In the north, however, the deer is called sambar in Hindi (pronounced saam-bhur). And the liquidy dish called sambar was fairly unknown – until a few decades ago. Now, people from the south call the deer sambar (but pronounce it as saam-baar, like the liquidy thing). People from the north call the liquidy thing sambar (but pronounce it as saam-bhur, like the deer). Its all very confusing.
Anyway, so what, you may wonder? After all the sambar deer mostly just stands around making stupid faces (the sambar dish also just stands around, but not making faces though):
But in the meantime, tigers, leopards and dholes are sneaking up and trying to eat it:
And that is one of the reasons the sambar is so important – it is a staple food item for threatened carnivores. You could even say that the sambar is the sambar-rice of the tiger world. Yes, particularly the fawns, in case you were wondering:
But the sambar is actually a tougher customer than you may think. The teeth are not that big, but a sambar could easily bite your finger off in case you decided to put your finger in its mouth. Not sure why you would do that though:
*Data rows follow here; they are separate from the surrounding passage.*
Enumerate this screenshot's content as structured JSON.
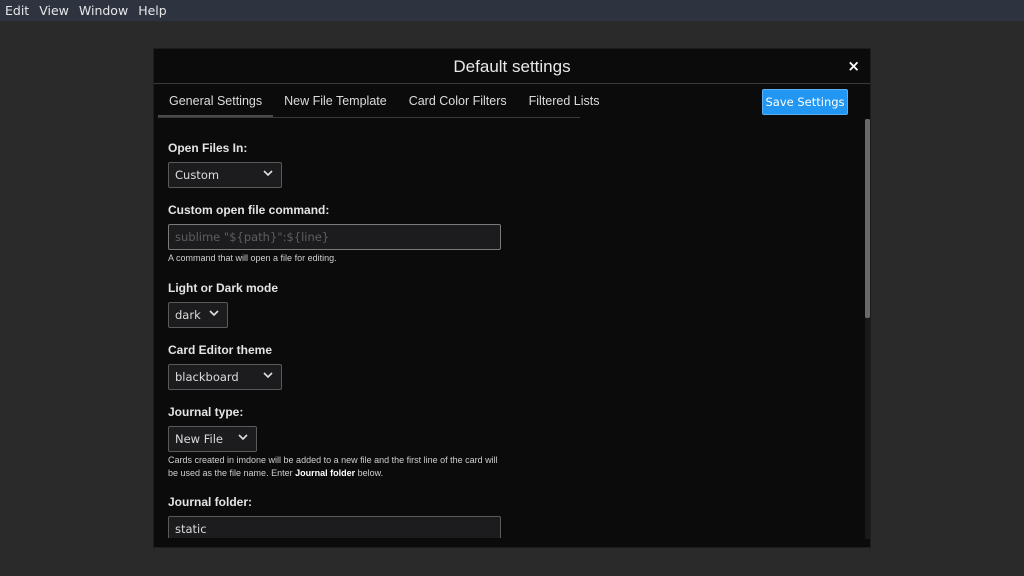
{
  "menubar": {
    "items": [
      "Edit",
      "View",
      "Window",
      "Help"
    ]
  },
  "modal": {
    "title": "Default settings",
    "close_glyph": "×",
    "save_label": "Save Settings",
    "tabs": [
      "General Settings",
      "New File Template",
      "Card Color Filters",
      "Filtered Lists"
    ],
    "active_tab": "General Settings"
  },
  "settings": {
    "open_files_in": {
      "label": "Open Files In:",
      "value": "Custom"
    },
    "custom_command": {
      "label": "Custom open file command:",
      "placeholder": "sublime \"${path}\":${line}",
      "value": "",
      "help": "A command that will open a file for editing."
    },
    "mode": {
      "label": "Light or Dark mode",
      "value": "dark"
    },
    "editor_theme": {
      "label": "Card Editor theme",
      "value": "blackboard"
    },
    "journal_type": {
      "label": "Journal type:",
      "value": "New File",
      "help_prefix": "Cards created in imdone will be added to a new file and the first line of the card will be used as the file name. Enter ",
      "help_bold": "Journal folder",
      "help_suffix": " below."
    },
    "journal_folder": {
      "label": "Journal folder:",
      "value": "static"
    }
  },
  "icons": {
    "close": "close-icon",
    "chevron": "chevron-down-icon"
  }
}
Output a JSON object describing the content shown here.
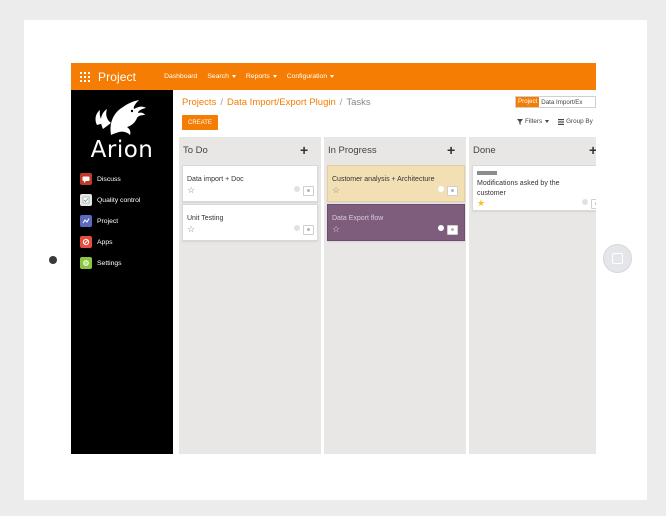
{
  "app": {
    "title": "Project"
  },
  "topnav": [
    {
      "label": "Dashboard",
      "dropdown": false
    },
    {
      "label": "Search",
      "dropdown": true
    },
    {
      "label": "Reports",
      "dropdown": true
    },
    {
      "label": "Configuration",
      "dropdown": true
    }
  ],
  "logo_text": "Arion",
  "sidebar": {
    "items": [
      {
        "label": "Discuss",
        "icon": "discuss-icon",
        "color": "#c0392b"
      },
      {
        "label": "Quality control",
        "icon": "quality-control-icon",
        "color": "#dddddd"
      },
      {
        "label": "Project",
        "icon": "project-icon",
        "color": "#5b6abf"
      },
      {
        "label": "Apps",
        "icon": "apps-icon",
        "color": "#e74c3c"
      },
      {
        "label": "Settings",
        "icon": "settings-icon",
        "color": "#8cc63f"
      }
    ]
  },
  "breadcrumb": {
    "items": [
      "Projects",
      "Data Import/Export Plugin"
    ],
    "current": "Tasks"
  },
  "search": {
    "facet_label": "Project",
    "facet_value": "Data Import/Ex"
  },
  "create_label": "CREATE",
  "tools": {
    "filters": "Filters",
    "group_by": "Group By"
  },
  "columns": [
    {
      "title": "To Do",
      "cards": [
        {
          "title": "Data import + Doc",
          "starred": false
        },
        {
          "title": "Unit Testing",
          "starred": false
        }
      ]
    },
    {
      "title": "In Progress",
      "cards": [
        {
          "title": "Customer analysis + Architecture",
          "starred": false,
          "color": "#f3dfb4"
        },
        {
          "title": "Data Export flow",
          "starred": false,
          "color": "#7d5c7c"
        }
      ]
    },
    {
      "title": "Done",
      "cards": [
        {
          "title": "Modifications asked by the customer",
          "starred": true
        }
      ]
    }
  ],
  "colors": {
    "accent": "#f57d04",
    "sidebar": "#000000",
    "column_bg": "#e9e6e6"
  }
}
An angry male sambar can cause some trouble with his antlers:
And in fact, they use them in their fights for dominance. These can sometimes be hard fought, but more often they are decided within a minute:
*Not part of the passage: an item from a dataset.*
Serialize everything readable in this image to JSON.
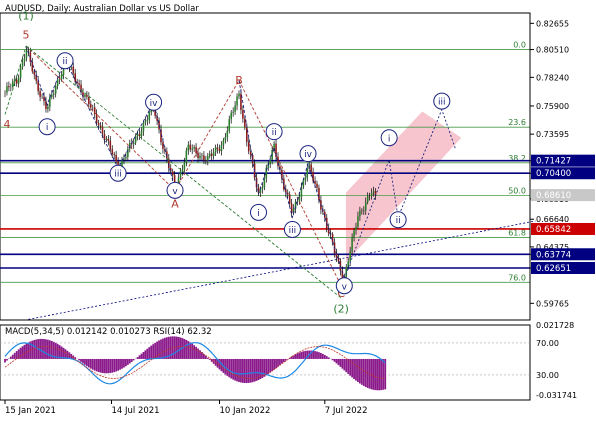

.. though unfortunately, they sometimes seem to have trouble understanding what the target is!
They also decorate their antlers with branches as part of their mating rituals and dominance displays. The end result looks ridiculous:
… and some are less competent than others:
The weirdest thing about sambar, though is their ‘sore patches’. These are raw, bloody patches they get on their throats, which ooze out weird stuff that they likely use as part of their mating process (such as for territorial marking, or to indicate mating readiness):
Male sambar engage in this behavior called ‘preaching’, where they stand on their hind legs and rub their sore throats on to trees (more height = more range for the chemicals, same reason that small carnivores deposit their scat on top of elephant dung).
They keep coming back to the same tree, again and again, day after day, trying to overcome each others’ markings, making their patches more and more bloody….
And that is how a sambar lives its life. Preaching to a world that doesnt care.
Bonus question: Would a sambar like to eat sambar rice? That is a truly profound question with important philosophical implications. Being true scientists driven by the desire to advance the frontiers of human knowledge, we have experimentally tested this question. Sambar rice quickly gets stale in the heat, and we sometimes have to abandon it (and go hungry) if we postpone lunch for too long. Here are some sambar that are eating our remnant sambar rice. I think they like the salt.